I recently wrote a short piece for a podcast, to answer the question ‘what is creativity?’.
Easy, I thought. It’s making things, thinking outside the box, being artistic. Job done!
If only it was that simple. The debate around defining creativity and its importance has raged for decades and numerous definitions have been put forward. One that I think offers a sensible starting point was given by Kaufman and Sternberg in their Cambridge Handbook of Creativity (2010), which suggests that something creative needs to be ‘novel, of high quality and appropriate’. Considering these criteria has led me to some thoughts on creativity in education:
- Creativity needs context, on its own its meaningless.

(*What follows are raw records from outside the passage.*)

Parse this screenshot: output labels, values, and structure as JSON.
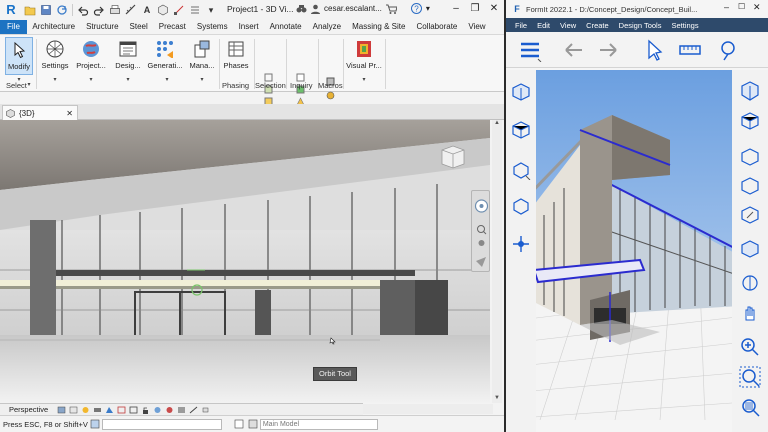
{
  "revit": {
    "qat_title": "Project1 - 3D Vi...",
    "user": "cesar.escalant...",
    "menu": [
      "File",
      "Architecture",
      "Structure",
      "Steel",
      "Precast",
      "Systems",
      "Insert",
      "Annotate",
      "Analyze",
      "Massing & Site",
      "Collaborate",
      "View"
    ],
    "ribbon_buttons": [
      "Modify",
      "Settings",
      "Project...",
      "Desig...",
      "Generati...",
      "Mana...",
      "Phases",
      "Visual Pr..."
    ],
    "group_labels": [
      "Select",
      "Phasing",
      "Selection",
      "Inquiry",
      "Macros"
    ],
    "view_tab": "{3D}",
    "orbit_tooltip": "Orbit Tool",
    "view_control": "Perspective",
    "status_message": "Press ESC, F8 or Shift+V",
    "model_field": "Main Model",
    "icons": [
      "revit-logo-icon",
      "open-icon",
      "save-icon",
      "sync-icon",
      "undo-icon",
      "redo-icon",
      "print-icon",
      "measure-icon",
      "search-icon",
      "cart-icon",
      "help-icon",
      "close-icon"
    ]
  },
  "formit": {
    "title": "FormIt 2022.1 - D:/Concept_Design/Concept_Buil...",
    "menu": [
      "File",
      "Edit",
      "View",
      "Create",
      "Design Tools",
      "Settings"
    ],
    "colors": {
      "menu_bg": "#2e4a6b",
      "accent": "#1a5ccf"
    }
  }
}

- Creativity is valuable, but maybe not for our purposes.
- Creativity is all around us, every day, even if we don’t notice it.

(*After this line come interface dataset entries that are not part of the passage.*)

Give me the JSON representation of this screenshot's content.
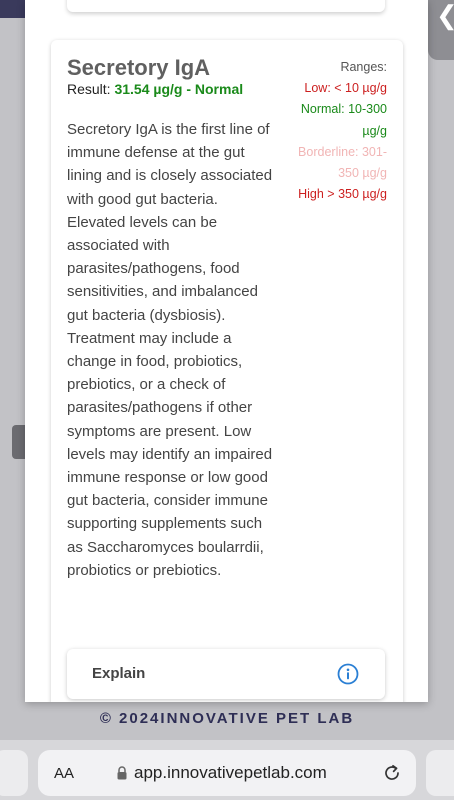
{
  "background": {
    "back_chevron": "❮",
    "copyright": "© 2024INNOVATIVE PET LAB"
  },
  "card": {
    "title": "Secretory IgA",
    "result_label": "Result:",
    "result_value": "31.54 µg/g - Normal",
    "description": "Secretory IgA is the first line of immune defense at the gut lining and is closely associated with good gut bacteria. Elevated levels can be associated with parasites/pathogens, food sensitivities, and imbalanced gut bacteria (dysbiosis). Treatment may include a change in food, probiotics, prebiotics, or a check of parasites/pathogens if other symptoms are present. Low levels may identify an impaired immune response or low good gut bacteria, consider immune supporting supplements such as Saccharomyces boularrdii, probiotics or prebiotics.",
    "ranges": {
      "heading": "Ranges:",
      "low": "Low: < 10 µg/g",
      "normal": "Normal: 10-300 µg/g",
      "borderline": "Borderline: 301-350 µg/g",
      "high": "High > 350 µg/g"
    },
    "explain_label": "Explain"
  },
  "browser": {
    "aa_label": "AA",
    "url": "app.innovativepetlab.com"
  },
  "colors": {
    "normal": "#1a8a1a",
    "low_high": "#cc1f1f",
    "borderline": "#f1b5b5",
    "info": "#2a7fd4"
  },
  "icons": [
    "info-icon",
    "lock-icon",
    "reload-icon",
    "back-chevron-icon"
  ]
}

Let’s take them in turn.
First, Creativity needs context
Sometimes we might hear the argument that creativity is about bending or breaking the rules. Finding new ways to express ourselves. Let’s consider that idea. If we were to take a walk around our school, what would we see that could be called creative? We might find a child drawing or painting; we might hear someone reading a poem or watch as a group in the playground choreograph a new routine to their favourite song. I’m sure we would all agree that each of these instances would involve creativity.
But what if we were to hear that same child shouting their poem at the top of their lungs over the dancer’s song? What if the artist took to decorating the carpet? Would we still see these activities as creative or just breaking the rules? Kaufman and Sternberg’s definition might help us unpick why the ‘rule breaker’ explanation isn’t very helpful. Those latter scenarios may involve the creation of something ‘novel’, meeting the first criteria, but the effects are unlikely be ‘appropriate’ for their purpose or the context of school. The poet’s work can’t be appreciated and paint on the carpet just leads to decidedly miffed site staff!

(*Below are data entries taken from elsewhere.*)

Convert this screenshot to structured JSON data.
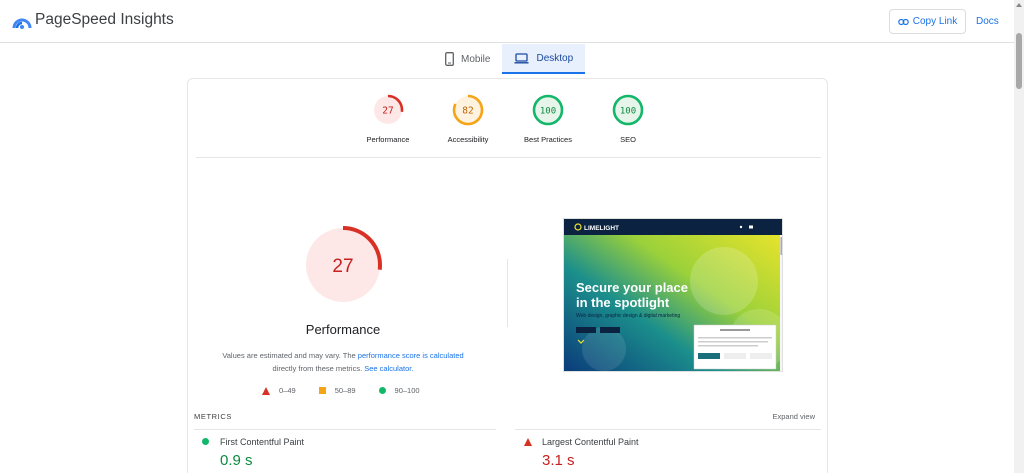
{
  "header": {
    "title": "PageSpeed Insights",
    "copy_link_label": "Copy Link",
    "docs_label": "Docs"
  },
  "tabs": [
    {
      "label": "Mobile",
      "icon": "phone-icon",
      "active": false
    },
    {
      "label": "Desktop",
      "icon": "laptop-icon",
      "active": true
    }
  ],
  "categories": [
    {
      "label": "Performance",
      "score": "27",
      "fraction": 0.27,
      "status": "fail"
    },
    {
      "label": "Accessibility",
      "score": "82",
      "fraction": 0.82,
      "status": "average"
    },
    {
      "label": "Best Practices",
      "score": "100",
      "fraction": 1.0,
      "status": "pass"
    },
    {
      "label": "SEO",
      "score": "100",
      "fraction": 1.0,
      "status": "pass"
    }
  ],
  "performance": {
    "score": "27",
    "fraction": 0.27,
    "title": "Performance",
    "desc_prefix": "Values are estimated and may vary. The ",
    "desc_link1": "performance score is calculated",
    "desc_middle": " directly from these metrics. ",
    "desc_link2": "See calculator."
  },
  "legend": [
    {
      "shape": "triangle",
      "range": "0–49"
    },
    {
      "shape": "square",
      "range": "50–89"
    },
    {
      "shape": "circle",
      "range": "90–100"
    }
  ],
  "screenshot": {
    "brand": "LIMELIGHT",
    "headline_line1": "Secure your place",
    "headline_line2": "in the spotlight",
    "subtitle": "Web design, graphic design & digital marketing"
  },
  "metrics": {
    "header": "METRICS",
    "expand_label": "Expand view",
    "items": [
      {
        "name": "First Contentful Paint",
        "value": "0.9 s",
        "status": "pass"
      },
      {
        "name": "Largest Contentful Paint",
        "value": "3.1 s",
        "status": "fail"
      }
    ]
  },
  "colors": {
    "fail": "#d93025",
    "fail_bg": "#fde7e7",
    "average": "#f4a416",
    "average_bg": "#fff3e0",
    "pass": "#12b76a",
    "pass_bg": "#e6f4ea",
    "link": "#1a73e8"
  }
}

For something to truly be considered creative, we need to take the context into account. We need to know something about the medium being used to judge whether the act or creation are ‘novel’ or simply an act of mimicry. We need to know something about the social context to judge whether the act or creation is appropriate and will have the desired effect.
So, what is appropriate for the context of school? Can we just advocate for allowing children creative freedom or should we refine our definition of creativity?
This brings us on to the second idea: creativity is valuable, but maybe not for our purposes.
To revisit out poet, does it make a difference to our judgement of creativity if their rhyme is produced in an English lesson or during Maths when they should be learning about the mysteries of triangles? The time and place have little effect on the steps the child uses to create their poem. The writing could be identical and achieve the same effect. Yet, instinctively we might feel that their sudden flair for alliteration is inappropriate and our reaction may not be to view their creation as valuable. Again, this speaks to Kaufman and Sternberg’s criteria of ‘appropriateness’: poetry is probably not the best medium through which to learn about geometry.
If we agree with Kaufman and Sternberg, then we need to make sure that the opportunities we provide for our students to be ‘creative’ produce effects in line with the objectives of our lesson, so they meet the criteria of being ‘quality’ and ‘appropriate’ to our purpose. Creativity doesn’t mean throwing out the rules, neither does it mean giving students carte blanche to respond in any way they see fit – after all, their intended purpose may not align with our own.
So what about the last point: Creativity is all around us, every day, even if we don’t notice it?
The great advantage of Kaufman and Sternberg’s definition is that it doesn’t limit the contexts where creativity can be found. To take a linguistic example, great effort was expended in the early part of the 20th Century by the Russian Formalists to try and prove that creative and artistic merit belong to great literary works alone in a way that the language of everyday life can never hope to replicate. Since then, we’ve come to know that even in the shortest exchanges, human beings are immensely creative. We mould materials, manipulate contexts and manufacture effects all the time, mostly without even knowing we’re doing it.
We are naturally creative creatures. We are so prolifically creative in the way we express ourselves that it’s become a fundamental part of the way we perform our identities and interact with the world around us. Next time you have a conversation, try and spot creativity at work, the metaphors being shaped, the meaning being constructed collectively between a whole group of people.
That said, using creativity effectively takes skill, knowledge and practice. The argument that schools kill creativity is a common one but it’s simply not true: rather schools help us tame creativity and allow it to be channelled in a way that is novel, of quality and appropriate for its purpose. Sometimes, we just don’t notice the creativity when it’s not explicit.